Distribution of the funds has been sluggish in some areas, with state and local programs spending more than $5.1 billion out of the $25 billion allocated under the first round of emergency rental assistance, according to the Treasury Department. Since Jan. 1, state and local programs have made about 1 million payments benefiting households at risk of eviction.

“The aid, as well as the rest of the $4 trillion of economic relief circulating through the economy, has allowed many apartment residents to continue to meet their financial obligations,” stated the NMHC. “We believe state and local governments must do more to remove barriers to getting this critical relief in the hands of renters in need.”

The percentage has been ticking up, with more than 340,000 households receiving $1.7 billion in rental and utility assistance in July alone, a 15% increase compared with June and more than double the number of households served in May.

However, this is just a drop in the bucket. To encourage state and local governments to expedite this emergency rental assistance, Treasury announced seven additional policies Aug. 25. These include measures and clarifications to reduce processing delays, including the ability to make bulk payments to larger landlords and utility companies more efficiently and allowing grantees to use self-attestation for documenting financial hardship, the risk of homelessness or housing instability, and income.

“The flexibilities provided by the Treasury Department are largely responsive to recommendations emergency rental assistance program coordinators have been urging the administration to adopt for months,” said Stockton Williams, executive director of the National Council of State Housing Agencies. “We are pleased that Treasury is relaxing federal requirements that had slowed some emergency rental assistance program grantees’ delivery of funds. The revised rules will enable state, local, and tribal governments to further accelerate the delivery of much-needed rent relief.”

Landlords and tenants have a shared interest in getting back-rent paid, but many don’t know that this money is available and how to access assistance, added David Dworkin, president and CEO of the National Housing Conference.

“Communities and housing stakeholders must significantly improve marketing efforts and not depend on internet-savvy people finding applications online,” he said.

Dworkin pointed out that for more than a year many apartments owners have covered the lost rent for renters unable to pay due to the pandemic and that most are small “mom and pop” landlords that depend on those payments. “State and local governments must do whatever is necessary to move this historic amount of support or return funds for reallocation to grantees who are successfully getting the money out,” he said.

Additional Eviction Prevention Measures

With the Supreme Court striking down the eviction moratorium, the Biden administration is calling on all entities—from cities and states to local courts, landlords, cabinet agencies—to urgently act to prevent evictions.

“We call on state and local jurisdictions to take every action they can to safeguard their most vulnerable residents.

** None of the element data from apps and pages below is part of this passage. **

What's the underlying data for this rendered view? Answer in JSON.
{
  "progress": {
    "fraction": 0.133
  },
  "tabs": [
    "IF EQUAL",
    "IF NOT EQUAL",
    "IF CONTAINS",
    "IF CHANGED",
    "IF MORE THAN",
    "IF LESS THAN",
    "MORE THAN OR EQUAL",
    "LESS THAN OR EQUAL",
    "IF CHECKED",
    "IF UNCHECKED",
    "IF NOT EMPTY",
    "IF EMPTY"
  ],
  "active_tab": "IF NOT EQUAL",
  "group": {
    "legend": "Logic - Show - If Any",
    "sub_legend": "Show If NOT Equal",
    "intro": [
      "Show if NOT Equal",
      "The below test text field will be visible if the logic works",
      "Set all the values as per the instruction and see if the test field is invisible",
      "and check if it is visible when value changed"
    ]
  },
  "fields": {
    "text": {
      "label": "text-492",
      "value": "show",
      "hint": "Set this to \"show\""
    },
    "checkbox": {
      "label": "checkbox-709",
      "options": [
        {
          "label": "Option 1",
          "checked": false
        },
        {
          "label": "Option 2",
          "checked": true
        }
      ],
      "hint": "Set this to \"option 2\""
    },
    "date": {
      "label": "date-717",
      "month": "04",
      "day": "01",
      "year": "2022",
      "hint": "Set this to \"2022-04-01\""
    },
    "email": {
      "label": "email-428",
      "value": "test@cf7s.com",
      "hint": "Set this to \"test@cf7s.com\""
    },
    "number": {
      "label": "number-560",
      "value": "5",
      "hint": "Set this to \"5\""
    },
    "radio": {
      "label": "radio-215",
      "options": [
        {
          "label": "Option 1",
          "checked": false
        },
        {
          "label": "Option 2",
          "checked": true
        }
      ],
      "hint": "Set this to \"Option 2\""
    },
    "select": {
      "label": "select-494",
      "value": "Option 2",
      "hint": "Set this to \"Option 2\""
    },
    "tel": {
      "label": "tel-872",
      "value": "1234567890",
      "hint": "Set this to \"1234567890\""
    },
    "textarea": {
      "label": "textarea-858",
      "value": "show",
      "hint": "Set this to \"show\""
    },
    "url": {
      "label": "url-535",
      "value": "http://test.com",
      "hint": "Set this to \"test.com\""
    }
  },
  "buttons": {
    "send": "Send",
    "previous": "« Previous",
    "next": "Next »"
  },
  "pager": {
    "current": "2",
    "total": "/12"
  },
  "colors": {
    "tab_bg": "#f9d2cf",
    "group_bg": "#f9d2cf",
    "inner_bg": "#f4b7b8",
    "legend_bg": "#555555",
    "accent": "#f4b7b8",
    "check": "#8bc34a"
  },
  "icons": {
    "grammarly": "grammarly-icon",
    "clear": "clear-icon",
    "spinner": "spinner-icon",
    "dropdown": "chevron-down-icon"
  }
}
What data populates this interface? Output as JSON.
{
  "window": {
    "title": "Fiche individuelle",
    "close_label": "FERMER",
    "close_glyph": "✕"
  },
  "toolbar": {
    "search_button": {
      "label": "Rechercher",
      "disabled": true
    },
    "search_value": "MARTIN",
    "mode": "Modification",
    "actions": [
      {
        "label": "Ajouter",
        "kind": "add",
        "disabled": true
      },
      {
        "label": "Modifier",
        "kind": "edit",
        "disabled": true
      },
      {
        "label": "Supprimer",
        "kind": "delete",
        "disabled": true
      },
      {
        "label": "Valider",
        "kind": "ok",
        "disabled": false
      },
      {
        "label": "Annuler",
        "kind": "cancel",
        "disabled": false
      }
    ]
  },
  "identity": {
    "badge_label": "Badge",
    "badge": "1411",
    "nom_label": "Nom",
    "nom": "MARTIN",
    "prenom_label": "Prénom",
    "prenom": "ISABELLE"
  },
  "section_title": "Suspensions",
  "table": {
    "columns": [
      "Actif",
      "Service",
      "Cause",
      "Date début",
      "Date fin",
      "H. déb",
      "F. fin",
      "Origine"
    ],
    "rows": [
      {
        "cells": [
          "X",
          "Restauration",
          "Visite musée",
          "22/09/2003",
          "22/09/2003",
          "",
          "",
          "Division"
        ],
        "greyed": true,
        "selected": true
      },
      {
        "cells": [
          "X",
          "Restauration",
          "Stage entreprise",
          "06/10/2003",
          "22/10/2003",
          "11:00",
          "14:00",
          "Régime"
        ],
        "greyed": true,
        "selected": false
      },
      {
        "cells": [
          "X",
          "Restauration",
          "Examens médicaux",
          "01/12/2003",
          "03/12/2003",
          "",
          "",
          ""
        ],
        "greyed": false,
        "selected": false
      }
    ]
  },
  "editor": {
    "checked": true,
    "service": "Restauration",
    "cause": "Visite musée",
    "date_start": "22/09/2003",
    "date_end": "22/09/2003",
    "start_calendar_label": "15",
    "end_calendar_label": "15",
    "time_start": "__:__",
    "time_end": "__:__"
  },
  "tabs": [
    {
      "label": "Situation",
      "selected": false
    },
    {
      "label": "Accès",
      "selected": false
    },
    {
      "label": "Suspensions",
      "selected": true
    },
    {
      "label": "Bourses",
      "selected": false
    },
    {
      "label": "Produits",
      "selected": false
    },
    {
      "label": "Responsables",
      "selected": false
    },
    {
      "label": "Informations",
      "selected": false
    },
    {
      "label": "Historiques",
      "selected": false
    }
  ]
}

These actions should include permitting evictions for nonpayment of rent only after landlords and tenants have sought emergency rental assistance funds,” said Department of Housing and Urban Development (HUD) Secretary Marcia L. Fudge. “We call on every landlord, every housing owner, and every partner that receives our support to do all they can to help protect the people of their communities.”

The NMHC said multifamily firms remain committed to keeping residents in their homes, citing a recent survey it conducted. The survey found that 100% of firms offered eviction mitigation programs, including payment plans (100%), waived late fees (96%), deferred payments (78%), changes to lease terms (58%), compensation for vacating a unit (54%), and no fees on credit card rent payments (50%).

“Property owners understand that evictions should only be made as a matter of last recourse and will continue to do everything in their power to help their tenants to access rental assistance and/or to enter into a reasonable payment agreement,” added NAHB’s Fowke.